EXERCISE PROMPT:
Repeat the data below exactly, with every entry included.
————————
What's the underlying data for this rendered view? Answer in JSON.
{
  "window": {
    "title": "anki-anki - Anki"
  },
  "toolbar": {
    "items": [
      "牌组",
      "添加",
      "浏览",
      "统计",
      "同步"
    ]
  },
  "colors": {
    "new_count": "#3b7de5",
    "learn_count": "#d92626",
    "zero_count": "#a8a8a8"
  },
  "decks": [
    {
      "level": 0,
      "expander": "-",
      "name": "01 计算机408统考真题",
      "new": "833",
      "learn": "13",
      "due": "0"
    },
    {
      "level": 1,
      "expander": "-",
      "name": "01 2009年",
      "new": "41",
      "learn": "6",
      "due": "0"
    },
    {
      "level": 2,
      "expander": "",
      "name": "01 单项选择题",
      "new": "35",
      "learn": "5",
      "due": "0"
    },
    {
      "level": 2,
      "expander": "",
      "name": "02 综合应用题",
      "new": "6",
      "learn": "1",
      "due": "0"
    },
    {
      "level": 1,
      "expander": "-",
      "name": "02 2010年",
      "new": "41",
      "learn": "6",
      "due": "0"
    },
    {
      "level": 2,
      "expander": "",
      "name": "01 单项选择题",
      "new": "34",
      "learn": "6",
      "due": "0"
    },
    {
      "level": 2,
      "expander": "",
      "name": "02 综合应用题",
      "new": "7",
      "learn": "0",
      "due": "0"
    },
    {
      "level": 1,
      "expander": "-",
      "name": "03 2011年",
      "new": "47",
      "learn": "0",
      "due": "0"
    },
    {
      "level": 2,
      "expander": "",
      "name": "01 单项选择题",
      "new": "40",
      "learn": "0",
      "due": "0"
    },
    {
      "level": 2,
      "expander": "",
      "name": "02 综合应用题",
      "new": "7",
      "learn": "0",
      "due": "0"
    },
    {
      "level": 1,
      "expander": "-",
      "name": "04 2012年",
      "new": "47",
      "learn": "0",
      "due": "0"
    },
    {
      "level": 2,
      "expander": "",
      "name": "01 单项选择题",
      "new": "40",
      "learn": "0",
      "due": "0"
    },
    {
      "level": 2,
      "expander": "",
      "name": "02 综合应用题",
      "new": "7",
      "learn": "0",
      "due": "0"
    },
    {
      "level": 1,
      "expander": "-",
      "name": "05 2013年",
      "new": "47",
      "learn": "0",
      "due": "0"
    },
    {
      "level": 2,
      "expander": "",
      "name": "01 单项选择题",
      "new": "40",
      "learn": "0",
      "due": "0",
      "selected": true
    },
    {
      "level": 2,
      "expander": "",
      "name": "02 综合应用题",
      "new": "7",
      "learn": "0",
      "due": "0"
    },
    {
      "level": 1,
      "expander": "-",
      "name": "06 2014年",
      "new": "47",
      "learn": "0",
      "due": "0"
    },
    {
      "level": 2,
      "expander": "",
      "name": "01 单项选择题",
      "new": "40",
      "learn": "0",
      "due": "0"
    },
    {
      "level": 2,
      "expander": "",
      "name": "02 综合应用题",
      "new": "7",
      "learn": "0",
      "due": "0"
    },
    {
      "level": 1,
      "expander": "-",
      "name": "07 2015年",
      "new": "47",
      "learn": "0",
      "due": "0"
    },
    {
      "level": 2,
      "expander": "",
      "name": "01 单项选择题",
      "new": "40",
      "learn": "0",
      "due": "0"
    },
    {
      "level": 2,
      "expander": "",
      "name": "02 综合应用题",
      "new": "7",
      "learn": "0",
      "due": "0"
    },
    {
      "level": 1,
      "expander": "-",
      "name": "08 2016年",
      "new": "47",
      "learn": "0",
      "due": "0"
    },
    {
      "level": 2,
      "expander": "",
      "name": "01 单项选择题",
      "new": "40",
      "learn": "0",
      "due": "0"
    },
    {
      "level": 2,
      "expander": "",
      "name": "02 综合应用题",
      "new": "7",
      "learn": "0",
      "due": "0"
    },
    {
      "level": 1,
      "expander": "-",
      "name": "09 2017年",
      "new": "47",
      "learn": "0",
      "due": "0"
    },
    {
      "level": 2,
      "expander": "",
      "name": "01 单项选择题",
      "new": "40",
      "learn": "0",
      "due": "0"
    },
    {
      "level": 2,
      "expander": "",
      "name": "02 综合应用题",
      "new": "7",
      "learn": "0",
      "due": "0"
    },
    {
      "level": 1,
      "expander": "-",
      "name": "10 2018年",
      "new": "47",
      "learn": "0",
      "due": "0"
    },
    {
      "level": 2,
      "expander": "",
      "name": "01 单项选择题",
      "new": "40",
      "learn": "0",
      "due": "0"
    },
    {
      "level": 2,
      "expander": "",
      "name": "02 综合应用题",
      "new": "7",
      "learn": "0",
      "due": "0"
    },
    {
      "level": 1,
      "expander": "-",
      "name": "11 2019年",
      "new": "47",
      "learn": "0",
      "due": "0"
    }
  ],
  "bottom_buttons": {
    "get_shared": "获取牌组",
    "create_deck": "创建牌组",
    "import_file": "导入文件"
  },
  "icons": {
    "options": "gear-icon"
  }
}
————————
REPLY TO THE TASK:
What's the underlying data for this rendered view? Answer in JSON.
{
  "window": {
    "title": "anki-anki - Anki"
  },
  "toolbar": {
    "items": [
      "牌组",
      "添加",
      "浏览",
      "统计",
      "同步"
    ]
  },
  "colors": {
    "new_count": "#3b7de5",
    "learn_count": "#d92626",
    "zero_count": "#a8a8a8"
  },
  "decks": [
    {
      "level": 0,
      "expander": "-",
      "name": "01 计算机408统考真题",
      "new": "833",
      "learn": "13",
      "due": "0"
    },
    {
      "level": 1,
      "expander": "-",
      "name": "01 2009年",
      "new": "41",
      "learn": "6",
      "due": "0"
    },
    {
      "level": 2,
      "expander": "",
      "name": "01 单项选择题",
      "new": "35",
      "learn": "5",
      "due": "0"
    },
    {
      "level": 2,
      "expander": "",
      "name": "02 综合应用题",
      "new": "6",
      "learn": "1",
      "due": "0"
    },
    {
      "level": 1,
      "expander": "-",
      "name": "02 2010年",
      "new": "41",
      "learn": "6",
      "due": "0"
    },
    {
      "level": 2,
      "expander": "",
      "name": "01 单项选择题",
      "new": "34",
      "learn": "6",
      "due": "0"
    },
    {
      "level": 2,
      "expander": "",
      "name": "02 综合应用题",
      "new": "7",
      "learn": "0",
      "due": "0"
    },
    {
      "level": 1,
      "expander": "-",
      "name": "03 2011年",
      "new": "47",
      "learn": "0",
      "due": "0"
    },
    {
      "level": 2,
      "expander": "",
      "name": "01 单项选择题",
      "new": "40",
      "learn": "0",
      "due": "0"
    },
    {
      "level": 2,
      "expander": "",
      "name": "02 综合应用题",
      "new": "7",
      "learn": "0",
      "due": "0"
    },
    {
      "level": 1,
      "expander": "-",
      "name": "04 2012年",
      "new": "47",
      "learn": "0",
      "due": "0"
    },
    {
      "level": 2,
      "expander": "",
      "name": "01 单项选择题",
      "new": "40",
      "learn": "0",
      "due": "0"
    },
    {
      "level": 2,
      "expander": "",
      "name": "02 综合应用题",
      "new": "7",
      "learn": "0",
      "due": "0"
    },
    {
      "level": 1,
      "expander": "-",
      "name": "05 2013年",
      "new": "47",
      "learn": "0",
      "due": "0"
    },
    {
      "level": 2,
      "expander": "",
      "name": "01 单项选择题",
      "new": "40",
      "learn": "0",
      "due": "0",
      "selected": true
    },
    {
      "level": 2,
      "expander": "",
      "name": "02 综合应用题",
      "new": "7",
      "learn": "0",
      "due": "0"
    },
    {
      "level": 1,
      "expander": "-",
      "name": "06 2014年",
      "new": "47",
      "learn": "0",
      "due": "0"
    },
    {
      "level": 2,
      "expander": "",
      "name": "01 单项选择题",
      "new": "40",
      "learn": "0",
      "due": "0"
    },
    {
      "level": 2,
      "expander": "",
      "name": "02 综合应用题",
      "new": "7",
      "learn": "0",
      "due": "0"
    },
    {
      "level": 1,
      "expander": "-",
      "name": "07 2015年",
      "new": "47",
      "learn": "0",
      "due": "0"
    },
    {
      "level": 2,
      "expander": "",
      "name": "01 单项选择题",
      "new": "40",
      "learn": "0",
      "due": "0"
    },
    {
      "level": 2,
      "expander": "",
      "name": "02 综合应用题",
      "new": "7",
      "learn": "0",
      "due": "0"
    },
    {
      "level": 1,
      "expander": "-",
      "name": "08 2016年",
      "new": "47",
      "learn": "0",
      "due": "0"
    },
    {
      "level": 2,
      "expander": "",
      "name": "01 单项选择题",
      "new": "40",
      "learn": "0",
      "due": "0"
    },
    {
      "level": 2,
      "expander": "",
      "name": "02 综合应用题",
      "new": "7",
      "learn": "0",
      "due": "0"
    },
    {
      "level": 1,
      "expander": "-",
      "name": "09 2017年",
      "new": "47",
      "learn": "0",
      "due": "0"
    },
    {
      "level": 2,
      "expander": "",
      "name": "01 单项选择题",
      "new": "40",
      "learn": "0",
      "due": "0"
    },
    {
      "level": 2,
      "expander": "",
      "name": "02 综合应用题",
      "new": "7",
      "learn": "0",
      "due": "0"
    },
    {
      "level": 1,
      "expander": "-",
      "name": "10 2018年",
      "new": "47",
      "learn": "0",
      "due": "0"
    },
    {
      "level": 2,
      "expander": "",
      "name": "01 单项选择题",
      "new": "40",
      "learn": "0",
      "due": "0"
    },
    {
      "level": 2,
      "expander": "",
      "name": "02 综合应用题",
      "new": "7",
      "learn": "0",
      "due": "0"
    },
    {
      "level": 1,
      "expander": "-",
      "name": "11 2019年",
      "new": "47",
      "learn": "0",
      "due": "0"
    }
  ],
  "bottom_buttons": {
    "get_shared": "获取牌组",
    "create_deck": "创建牌组",
    "import_file": "导入文件"
  },
  "icons": {
    "options": "gear-icon"
  }
}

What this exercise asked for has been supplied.